KANSAS CITY, Mo. — The joke running through Jacksonville these days carries the same punch line as the one in Kansas City:
Our team is so bad it can't even stink in the right year.
The Chiefs and Jaguars will vie for the top pick in the NFL draft in separate games Sunday. But the value of winning the race to the NFL's worst record is debatable in a year without a clear, franchise-changing prospect.
There's no Andrew Luck in this unlucky draft.
No Robert Griffin III, either.
Just a collection of talented young players who could fill holes at left tackle or linebacker or defensive end, but hardly push the needle for teams in desperate need of massive overhauls.
The Chiefs and Jaguars are both 2-13, but the Chiefs hold the tiebreaker for the No. 1 spot because of their weakness of schedule. The only way Jacksonville can jump them is if they lose to the Tennessee Titans and Kansas City beats the Denver Broncos.
That would give the Jaguars the worst overall record by themselves.
You don't want to be in this position, Jaguars coach Mike Mularkey said. Just like we didn't want to be in that position in Atlanta when we drafted Matt Ryan (in 2008). But if you pick up the right guy, it can make a huge difference for you and get you out of that position.
The Jaguars have never drafted first overall. They had the second choice in their expansion year of 1995 and again the following season. But they're also the only team in the NFL to pick in the top 10 each of the last six seasons, counting the upcoming draft.

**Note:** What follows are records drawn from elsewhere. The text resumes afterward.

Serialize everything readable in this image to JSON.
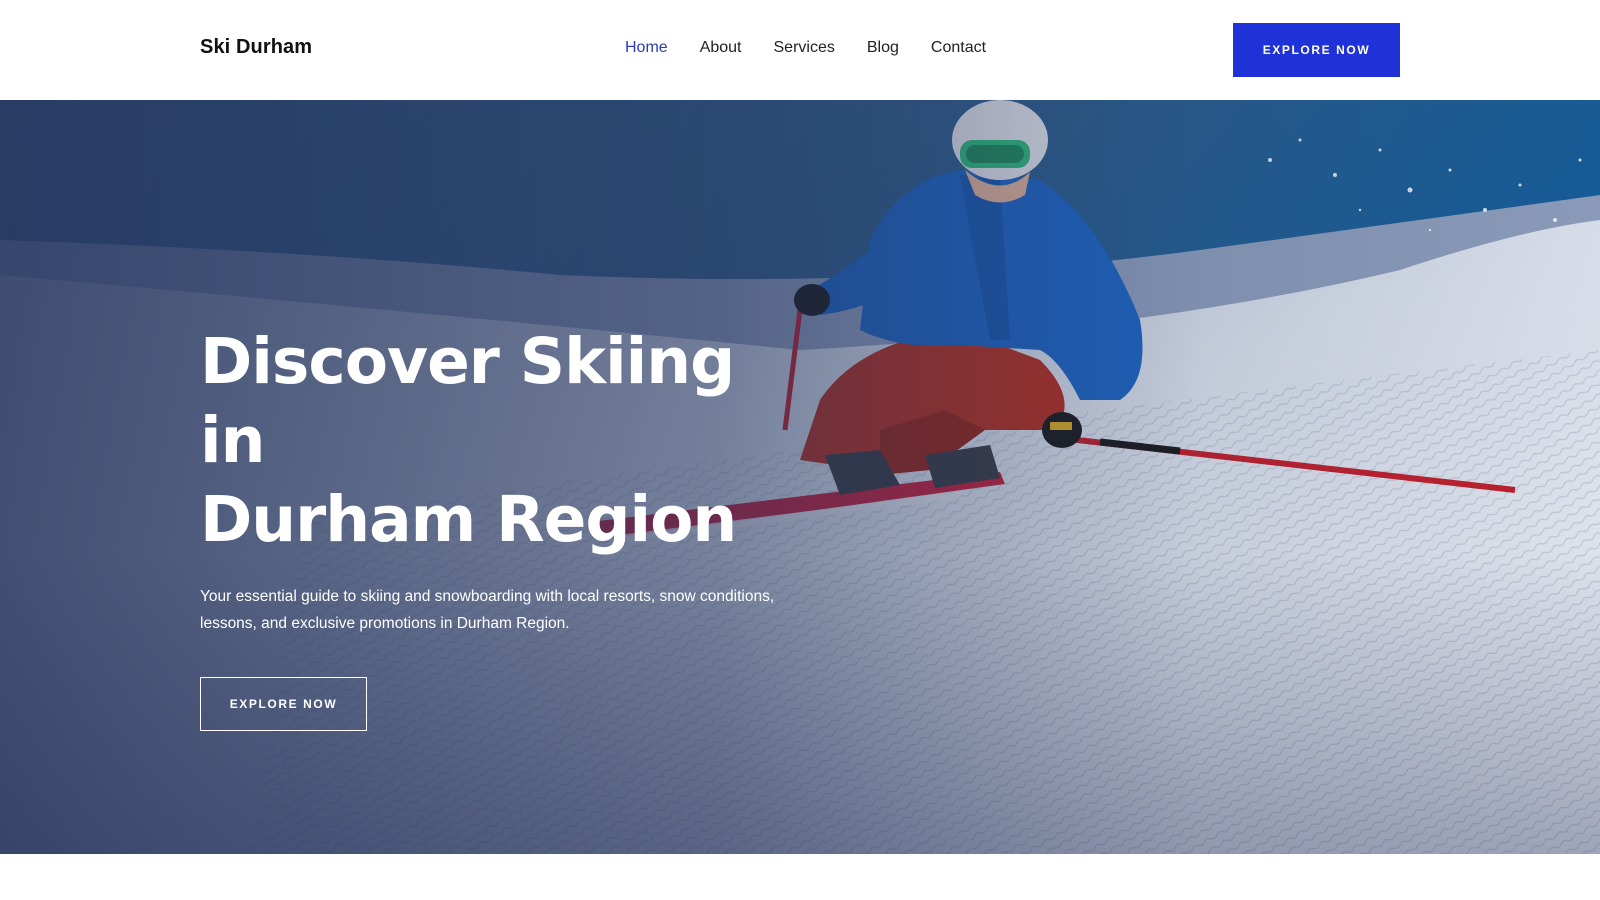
{
  "header": {
    "logo_text": "Ski Durham",
    "nav": [
      {
        "label": "Home",
        "active": true
      },
      {
        "label": "About",
        "active": false
      },
      {
        "label": "Services",
        "active": false
      },
      {
        "label": "Blog",
        "active": false
      },
      {
        "label": "Contact",
        "active": false
      }
    ],
    "cta_label": "EXPLORE NOW"
  },
  "hero": {
    "title_line1": "Discover Skiing in",
    "title_line2": "Durham Region",
    "subtitle": "Your essential guide to skiing and snowboarding with local resorts, snow conditions, lessons, and exclusive promotions in Durham Region.",
    "cta_label": "EXPLORE NOW",
    "image": "skier-on-snow-slope"
  },
  "colors": {
    "accent": "#1f32d8",
    "nav_active": "#2a3bbd",
    "text_dark": "#111111",
    "hero_overlay": "#23325a"
  }
}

That's a big reason why general manager Gene Smith, the architect of their past four drafts, might not be around to make their choice, regardless of whether it's No. 1.
Kansas City is in similar shape.
The Chiefs have never had the No. 1 pick as members of the NFL — they chose Hall of Fame defensive tackle Buck Buchanan first overall in 1963, when they were still a part of the AFL. The closest they've come since the merger is second overall in 1978, ‘79 and again in 1988.
That's a big reason why GM Scott Pioli could be on the way out, too: Pioli's Chiefs could be historically bad.
I think you play to win, Chiefs coach Romeo Crennel said Wednesday. Whether you win or lose, that's what everybody looks at and that's what counts. Nobody puts an asterisk in that win-loss column, saying they lost because they wanted the first pick, something like that.
The Chiefs and Jaguars are both desperate for a quarterback in a year in which the crop is thin.